Montgomery responded by rolling out a long-term plan that would fix problem areas while creating a reference for future infrastructure. The plan to increase accessibility throughout Montgomery involves extensive measures to improve access in both the physical and digital realm.
In order to build a Montgomery that can service all its constituents, the city launched a Public Access Survey, which according to Patrick Dunson, the city engineer and head of ADA compliance efforts, would "help the City of Montgomery locate areas of most significant concern to you, our public, and help us provide better access throughout our community." Through this survey, the City gathered feedback related to physical barriers on pedestrian paths, sidewalks, curb ramps, transit stops, intersection crossings, buildings, parks, and more, that have impeded access within the community.
The survey was built as an accessible SeamlessDocs web form. Within the survey, the text size is adjustable with the click of a button, and users of screen readers or assistive technology devices can access the survey. Furthermore, citizens can fill out the survey from the comfort of their homes, without showing up to City Hall, improving access for those with mobility impairments.
By leveraging SeamlessDocs' digitally accessible forms, the City of Montgomery eliminated barriers to soliciting feedback, effectively democratizing citizen involvement in the push toward accessibility.
Montgomery offers an accessible Request for Reasonable Accommodation that makes it easier for citizens who need to make a request to do so at their own convenience, from the comfort of their homes on any browser or device.
Once citizens submit the form, the City of Montgomery can easily keep track of the requests in an online database. The City no longer has to deal with paper submissions that get lost or contain errors or illegible handwriting. With the whole process automated, managing reasonable accommodation requests is more seamless than ever before.
Citizens are an essential source of information on which areas in the city need to be made more accessible. This digital Accessibility Complaint Form empowers Montgomery's constituents to have a voice in the rebuilding efforts. Through this form, citizens can provide a detailed explanation of an accessibility barrier or discrimination, and suggest a solution to the complaint.
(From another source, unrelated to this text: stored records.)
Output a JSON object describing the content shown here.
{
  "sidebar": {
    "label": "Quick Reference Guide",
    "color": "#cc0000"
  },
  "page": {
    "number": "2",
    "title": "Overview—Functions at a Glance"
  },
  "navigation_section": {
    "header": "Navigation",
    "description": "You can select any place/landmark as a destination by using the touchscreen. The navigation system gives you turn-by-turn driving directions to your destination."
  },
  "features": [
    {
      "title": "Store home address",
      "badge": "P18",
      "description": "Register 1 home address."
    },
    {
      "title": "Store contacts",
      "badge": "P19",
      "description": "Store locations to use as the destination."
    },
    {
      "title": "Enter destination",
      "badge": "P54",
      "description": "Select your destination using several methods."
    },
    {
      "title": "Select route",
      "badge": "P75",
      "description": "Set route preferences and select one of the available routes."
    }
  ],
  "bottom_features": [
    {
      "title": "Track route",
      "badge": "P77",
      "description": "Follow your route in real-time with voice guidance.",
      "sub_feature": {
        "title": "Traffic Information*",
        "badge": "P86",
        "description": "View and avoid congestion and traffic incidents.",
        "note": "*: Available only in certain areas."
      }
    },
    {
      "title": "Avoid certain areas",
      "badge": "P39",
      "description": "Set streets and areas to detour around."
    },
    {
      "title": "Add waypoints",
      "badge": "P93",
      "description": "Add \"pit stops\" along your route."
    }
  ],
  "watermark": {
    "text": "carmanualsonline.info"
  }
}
This digital form helps the City keep track of accessibility issues identified by citizens, as well as which agencies have been contacted regarding the issue.